> **EXERCISE INSTRUCTIONS**
Gather the lines from the material that contain "可获得澄空水晶".

> **DATA PROVIDED**
────────

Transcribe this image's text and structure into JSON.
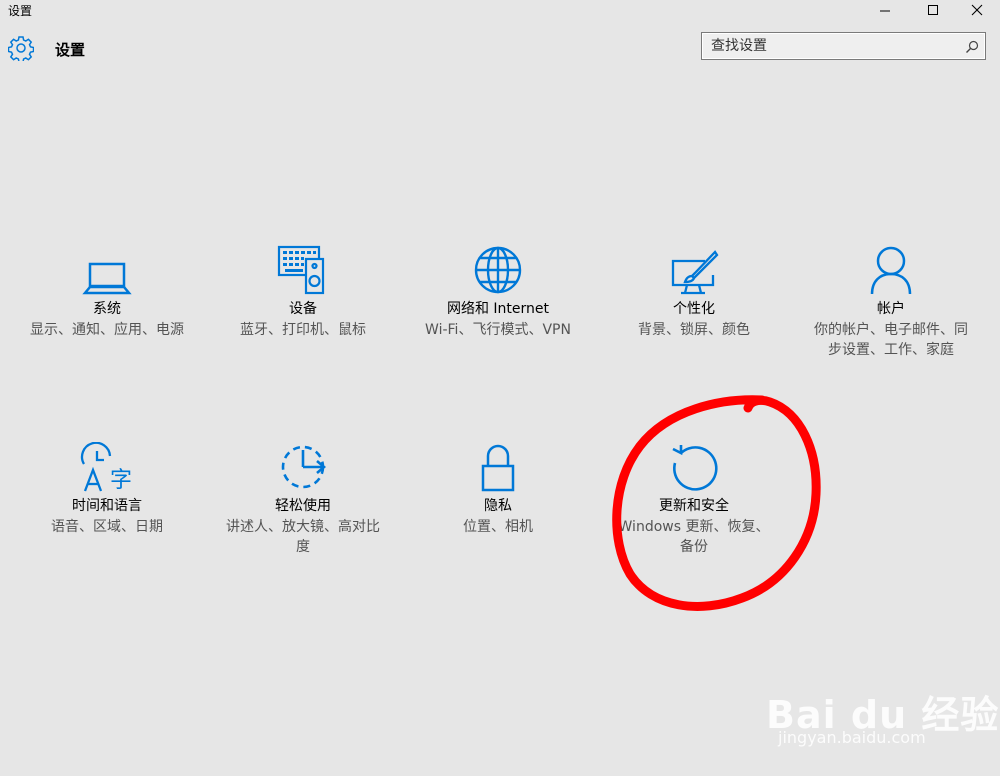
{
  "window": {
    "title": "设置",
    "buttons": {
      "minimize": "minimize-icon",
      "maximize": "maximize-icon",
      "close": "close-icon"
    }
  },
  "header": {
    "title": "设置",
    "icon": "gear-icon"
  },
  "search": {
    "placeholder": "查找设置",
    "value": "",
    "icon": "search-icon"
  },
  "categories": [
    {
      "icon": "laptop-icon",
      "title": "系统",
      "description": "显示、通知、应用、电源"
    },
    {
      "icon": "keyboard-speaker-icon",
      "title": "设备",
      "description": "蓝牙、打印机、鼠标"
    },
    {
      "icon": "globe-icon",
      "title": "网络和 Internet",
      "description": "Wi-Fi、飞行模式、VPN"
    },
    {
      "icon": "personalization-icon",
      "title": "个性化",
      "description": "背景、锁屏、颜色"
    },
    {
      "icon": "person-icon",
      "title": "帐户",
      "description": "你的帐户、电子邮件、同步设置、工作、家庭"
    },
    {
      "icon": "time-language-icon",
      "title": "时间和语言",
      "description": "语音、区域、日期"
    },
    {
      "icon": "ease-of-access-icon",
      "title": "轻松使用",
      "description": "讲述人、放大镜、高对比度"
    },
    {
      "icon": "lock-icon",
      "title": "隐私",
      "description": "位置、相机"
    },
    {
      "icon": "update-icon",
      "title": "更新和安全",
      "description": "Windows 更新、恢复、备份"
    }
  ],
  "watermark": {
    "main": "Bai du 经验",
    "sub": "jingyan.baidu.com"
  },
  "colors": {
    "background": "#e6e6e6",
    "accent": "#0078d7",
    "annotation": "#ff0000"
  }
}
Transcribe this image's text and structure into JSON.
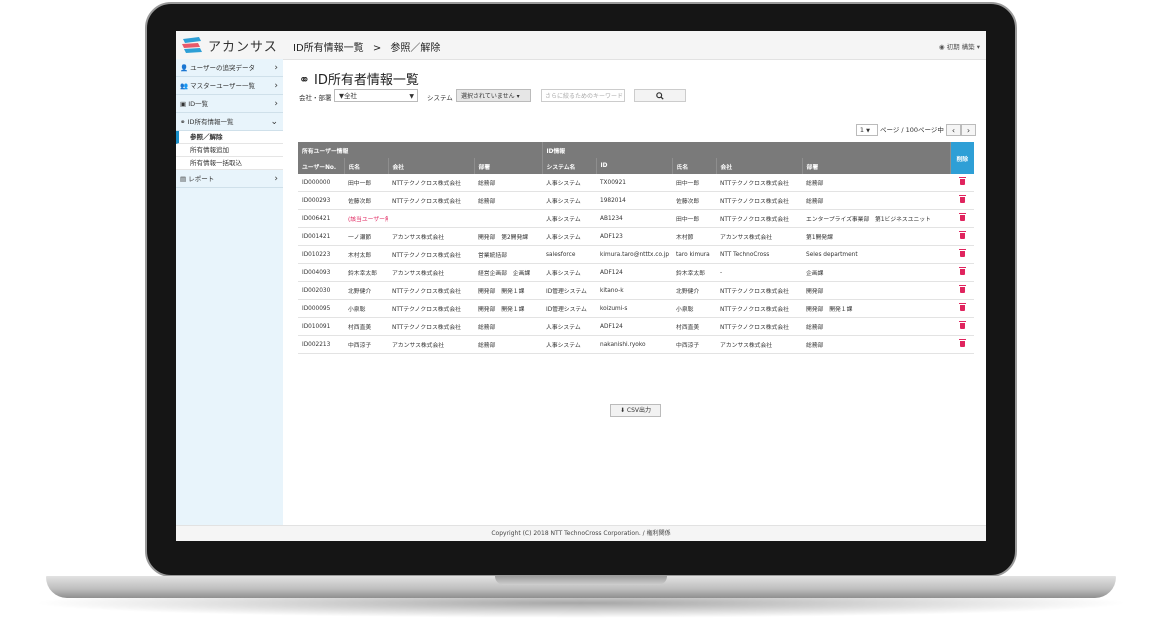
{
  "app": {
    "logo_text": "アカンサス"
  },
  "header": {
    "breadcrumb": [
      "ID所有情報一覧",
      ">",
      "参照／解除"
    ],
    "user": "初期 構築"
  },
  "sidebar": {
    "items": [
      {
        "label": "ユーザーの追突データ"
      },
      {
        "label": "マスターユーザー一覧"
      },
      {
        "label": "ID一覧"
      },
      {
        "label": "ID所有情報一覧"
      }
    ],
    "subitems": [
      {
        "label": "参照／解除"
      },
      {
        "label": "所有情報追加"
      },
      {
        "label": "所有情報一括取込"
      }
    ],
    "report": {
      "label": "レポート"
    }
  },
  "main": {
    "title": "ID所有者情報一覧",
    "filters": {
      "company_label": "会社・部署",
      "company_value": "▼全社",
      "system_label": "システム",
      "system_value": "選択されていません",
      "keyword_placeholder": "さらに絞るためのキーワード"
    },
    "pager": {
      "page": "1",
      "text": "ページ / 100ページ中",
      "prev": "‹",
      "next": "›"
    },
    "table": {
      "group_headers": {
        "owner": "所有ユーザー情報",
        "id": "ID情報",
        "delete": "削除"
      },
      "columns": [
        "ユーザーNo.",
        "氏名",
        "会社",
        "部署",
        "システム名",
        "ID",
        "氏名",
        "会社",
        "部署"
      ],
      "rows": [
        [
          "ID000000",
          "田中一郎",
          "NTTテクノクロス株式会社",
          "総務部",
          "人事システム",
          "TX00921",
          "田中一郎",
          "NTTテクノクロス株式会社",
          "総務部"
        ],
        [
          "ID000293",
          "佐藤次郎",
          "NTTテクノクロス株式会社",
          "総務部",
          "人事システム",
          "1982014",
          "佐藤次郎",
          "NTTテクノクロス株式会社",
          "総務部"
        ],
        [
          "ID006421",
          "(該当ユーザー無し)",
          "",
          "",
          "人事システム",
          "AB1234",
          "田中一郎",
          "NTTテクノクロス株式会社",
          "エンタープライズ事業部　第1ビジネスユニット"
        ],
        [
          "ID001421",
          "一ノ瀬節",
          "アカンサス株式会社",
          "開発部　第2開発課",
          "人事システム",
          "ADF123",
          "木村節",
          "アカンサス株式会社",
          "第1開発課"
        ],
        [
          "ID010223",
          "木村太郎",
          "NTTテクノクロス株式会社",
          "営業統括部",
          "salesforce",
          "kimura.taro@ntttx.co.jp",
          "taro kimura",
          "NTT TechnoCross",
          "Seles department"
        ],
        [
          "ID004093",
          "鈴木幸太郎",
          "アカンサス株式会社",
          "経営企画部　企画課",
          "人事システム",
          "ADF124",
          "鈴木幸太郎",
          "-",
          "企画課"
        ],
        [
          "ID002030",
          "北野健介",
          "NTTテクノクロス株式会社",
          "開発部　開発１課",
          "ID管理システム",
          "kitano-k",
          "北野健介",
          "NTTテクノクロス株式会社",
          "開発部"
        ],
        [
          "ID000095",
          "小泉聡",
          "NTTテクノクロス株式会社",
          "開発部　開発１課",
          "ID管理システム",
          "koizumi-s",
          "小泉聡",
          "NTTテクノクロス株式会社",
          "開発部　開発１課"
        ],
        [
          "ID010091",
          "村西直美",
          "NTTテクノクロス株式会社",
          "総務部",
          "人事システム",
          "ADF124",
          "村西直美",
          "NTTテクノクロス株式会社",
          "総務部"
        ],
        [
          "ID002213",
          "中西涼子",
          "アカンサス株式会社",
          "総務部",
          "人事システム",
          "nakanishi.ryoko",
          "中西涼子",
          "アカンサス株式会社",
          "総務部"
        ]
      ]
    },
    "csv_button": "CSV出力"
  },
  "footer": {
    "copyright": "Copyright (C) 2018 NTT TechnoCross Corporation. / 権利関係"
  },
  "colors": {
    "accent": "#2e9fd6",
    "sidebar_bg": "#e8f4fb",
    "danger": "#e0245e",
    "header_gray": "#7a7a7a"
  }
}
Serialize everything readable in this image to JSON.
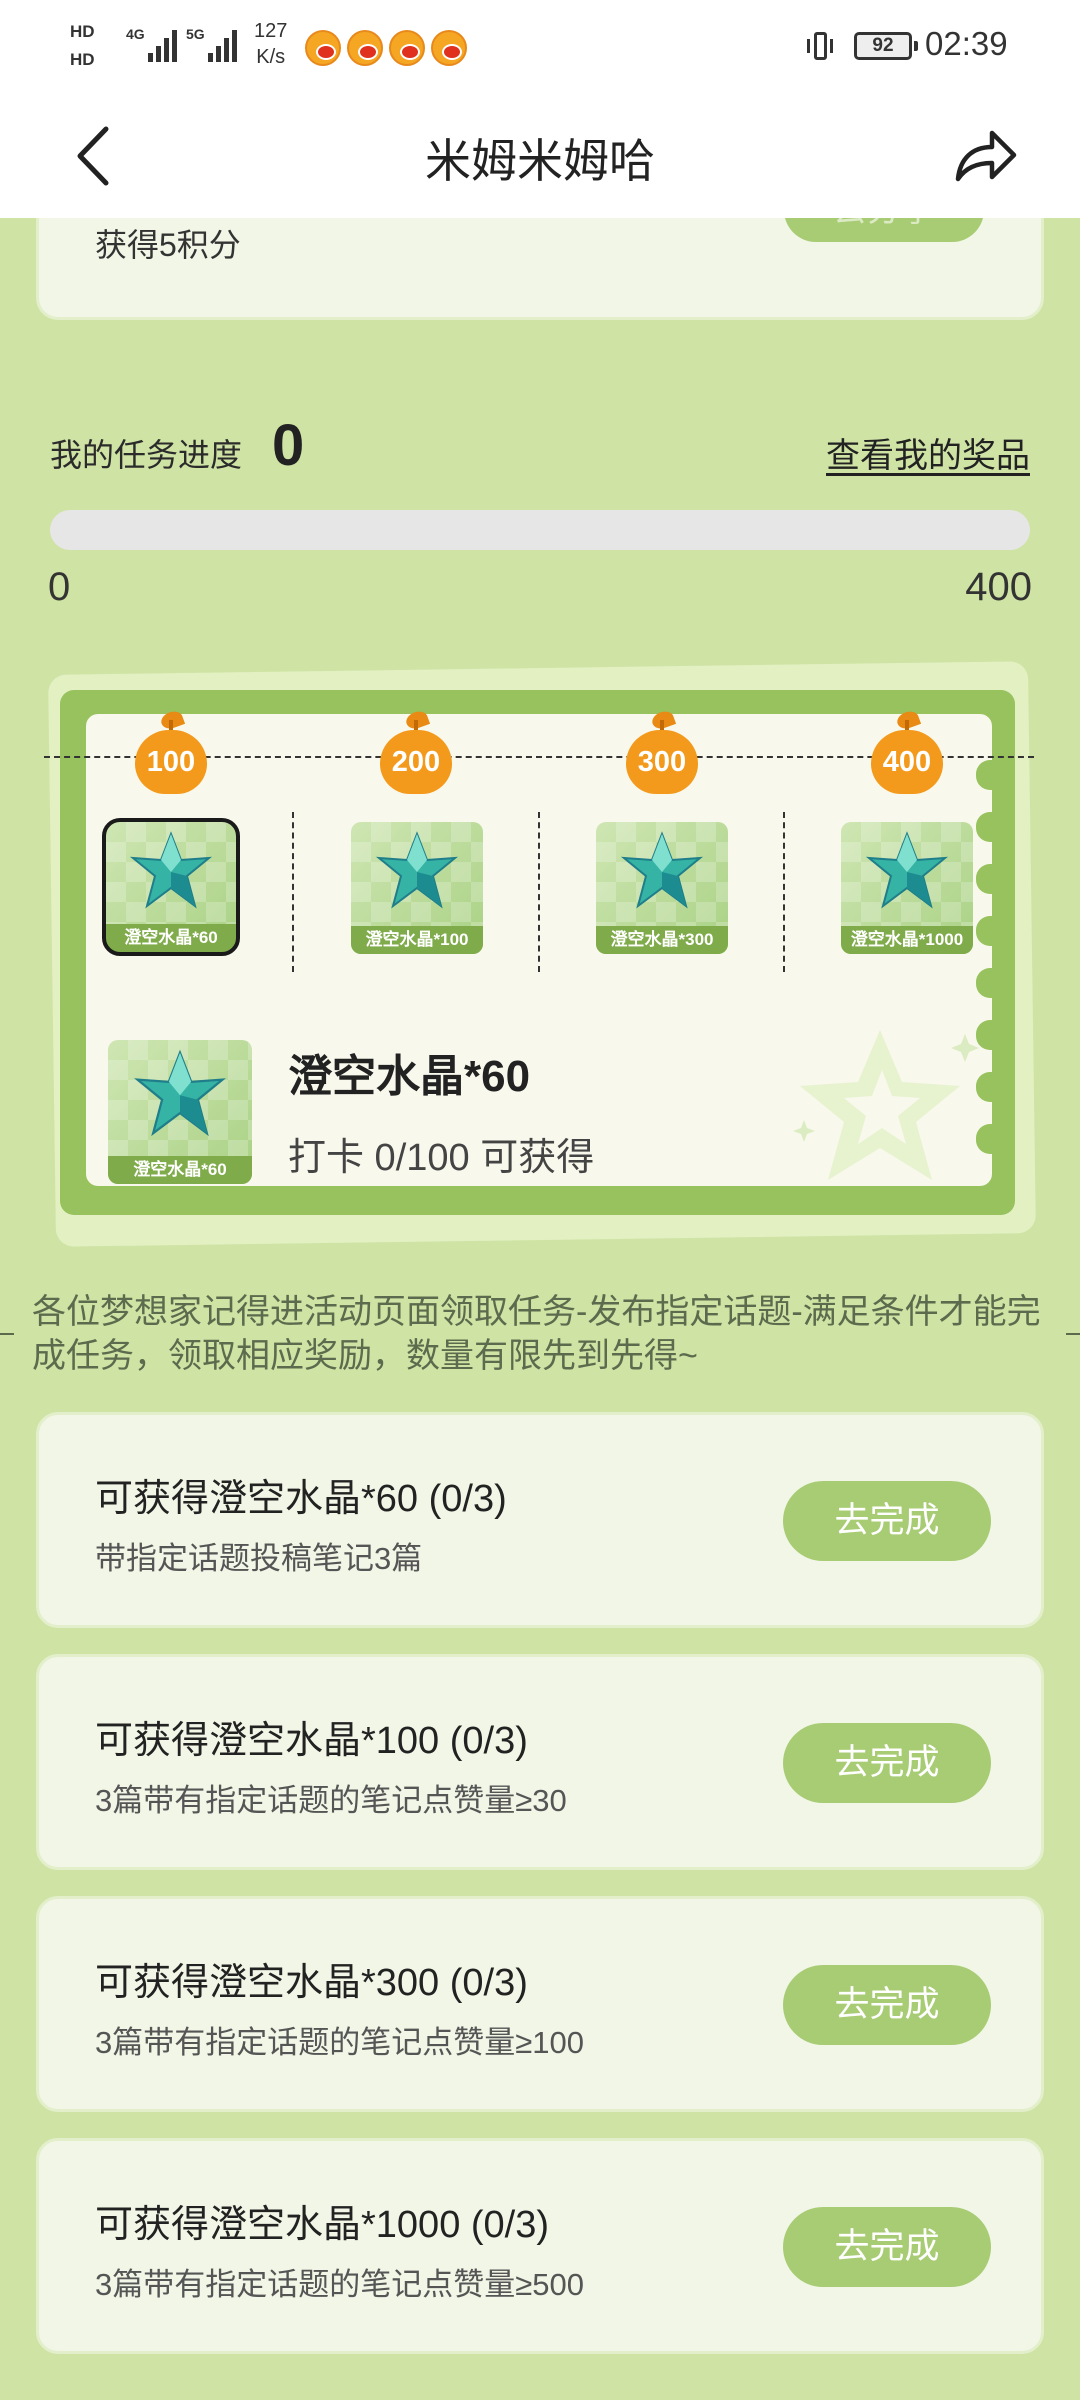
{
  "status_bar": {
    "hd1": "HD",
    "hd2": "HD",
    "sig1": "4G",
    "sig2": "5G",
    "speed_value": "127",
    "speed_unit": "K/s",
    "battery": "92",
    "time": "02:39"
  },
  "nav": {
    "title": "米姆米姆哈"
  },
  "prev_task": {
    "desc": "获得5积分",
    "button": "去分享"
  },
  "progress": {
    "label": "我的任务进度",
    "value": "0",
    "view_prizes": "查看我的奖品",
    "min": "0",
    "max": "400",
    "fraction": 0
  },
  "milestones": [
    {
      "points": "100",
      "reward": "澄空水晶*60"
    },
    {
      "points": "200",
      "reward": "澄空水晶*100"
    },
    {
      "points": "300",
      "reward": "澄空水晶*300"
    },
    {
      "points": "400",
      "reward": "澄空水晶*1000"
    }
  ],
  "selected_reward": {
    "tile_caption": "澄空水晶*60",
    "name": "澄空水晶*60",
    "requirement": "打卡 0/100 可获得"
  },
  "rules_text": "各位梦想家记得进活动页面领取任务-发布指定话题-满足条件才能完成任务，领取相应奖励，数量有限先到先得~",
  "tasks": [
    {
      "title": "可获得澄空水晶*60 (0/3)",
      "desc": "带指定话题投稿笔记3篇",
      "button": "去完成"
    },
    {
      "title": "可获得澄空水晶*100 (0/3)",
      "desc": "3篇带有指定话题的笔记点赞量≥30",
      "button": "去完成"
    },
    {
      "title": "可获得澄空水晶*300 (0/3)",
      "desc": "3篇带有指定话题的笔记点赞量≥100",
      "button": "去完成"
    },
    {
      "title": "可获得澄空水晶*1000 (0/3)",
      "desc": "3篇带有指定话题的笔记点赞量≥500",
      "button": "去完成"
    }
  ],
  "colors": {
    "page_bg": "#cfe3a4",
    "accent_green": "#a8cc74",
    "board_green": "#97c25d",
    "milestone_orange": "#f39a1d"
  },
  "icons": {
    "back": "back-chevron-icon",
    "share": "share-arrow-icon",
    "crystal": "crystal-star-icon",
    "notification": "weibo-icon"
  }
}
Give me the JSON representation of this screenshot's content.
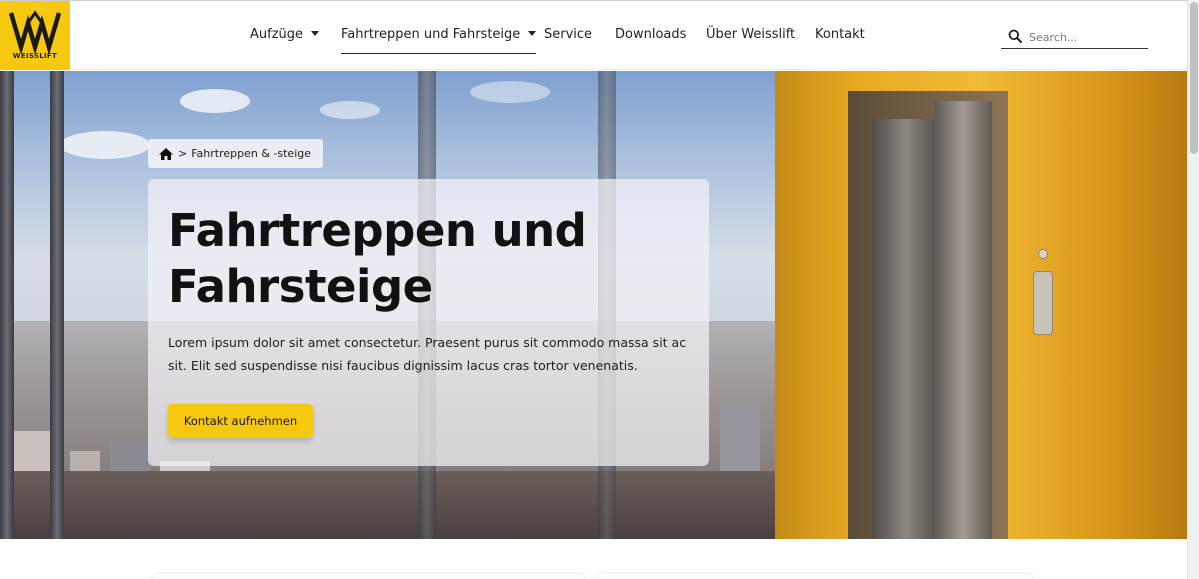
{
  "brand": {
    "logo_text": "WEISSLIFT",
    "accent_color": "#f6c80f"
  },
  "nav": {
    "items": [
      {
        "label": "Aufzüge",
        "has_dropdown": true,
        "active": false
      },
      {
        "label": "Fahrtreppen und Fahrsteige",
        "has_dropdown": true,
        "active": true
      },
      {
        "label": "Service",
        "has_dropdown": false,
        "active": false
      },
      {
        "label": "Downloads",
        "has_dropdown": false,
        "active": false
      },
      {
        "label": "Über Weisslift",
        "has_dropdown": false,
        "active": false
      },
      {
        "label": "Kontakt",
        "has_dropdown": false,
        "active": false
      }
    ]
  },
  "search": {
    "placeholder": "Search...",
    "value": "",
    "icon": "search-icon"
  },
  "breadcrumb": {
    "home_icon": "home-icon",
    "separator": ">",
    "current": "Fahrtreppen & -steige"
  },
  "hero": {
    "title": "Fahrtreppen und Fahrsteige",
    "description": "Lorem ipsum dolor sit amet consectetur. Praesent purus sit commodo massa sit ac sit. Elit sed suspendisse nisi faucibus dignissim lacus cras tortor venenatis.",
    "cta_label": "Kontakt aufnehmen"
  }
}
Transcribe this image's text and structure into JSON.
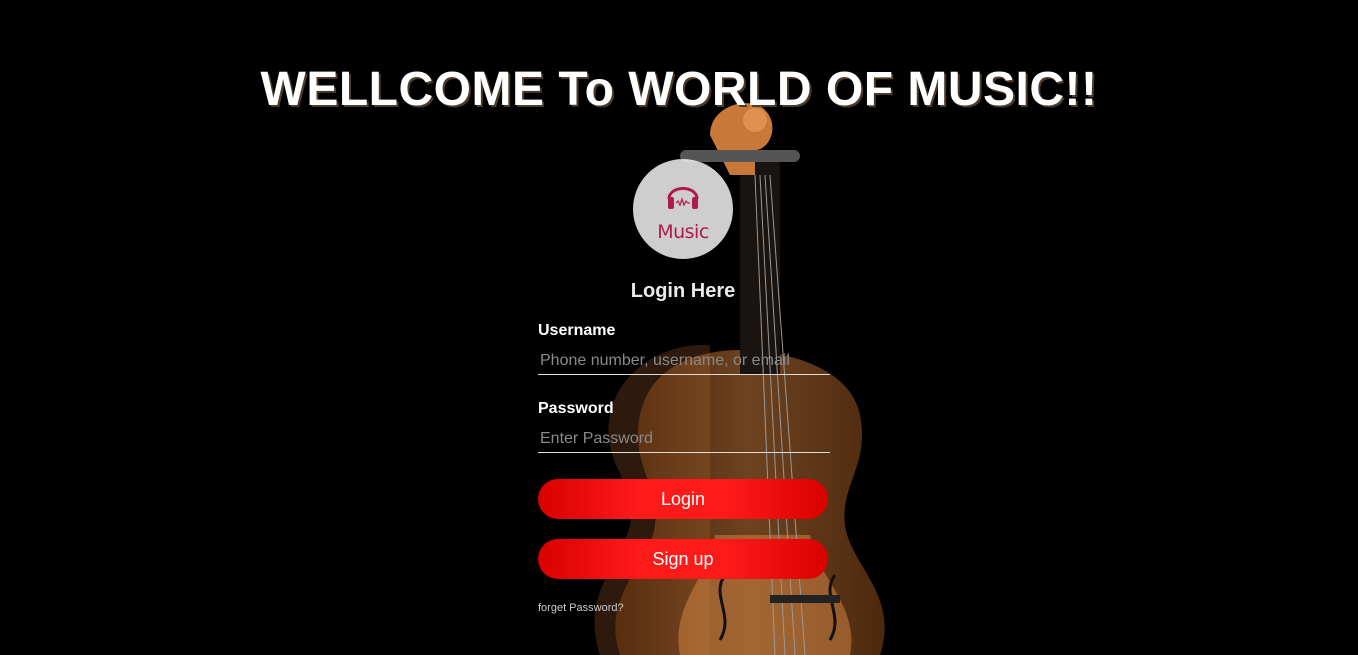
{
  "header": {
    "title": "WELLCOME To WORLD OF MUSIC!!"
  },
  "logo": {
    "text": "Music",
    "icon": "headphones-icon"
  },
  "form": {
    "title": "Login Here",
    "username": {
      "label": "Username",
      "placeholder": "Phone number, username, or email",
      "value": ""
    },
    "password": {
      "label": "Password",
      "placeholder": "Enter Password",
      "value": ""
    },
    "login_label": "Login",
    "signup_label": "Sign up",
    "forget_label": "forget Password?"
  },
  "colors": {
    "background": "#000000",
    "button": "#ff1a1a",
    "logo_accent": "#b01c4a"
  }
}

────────

> **ANSWER SPACE**
      "title": "可获得澄空水晶*60 (0/3)",
      "title": "可获得澄空水晶*100 (0/3)",
      "title": "可获得澄空水晶*300 (0/3)",
      "title": "可获得澄空水晶*1000 (0/3)",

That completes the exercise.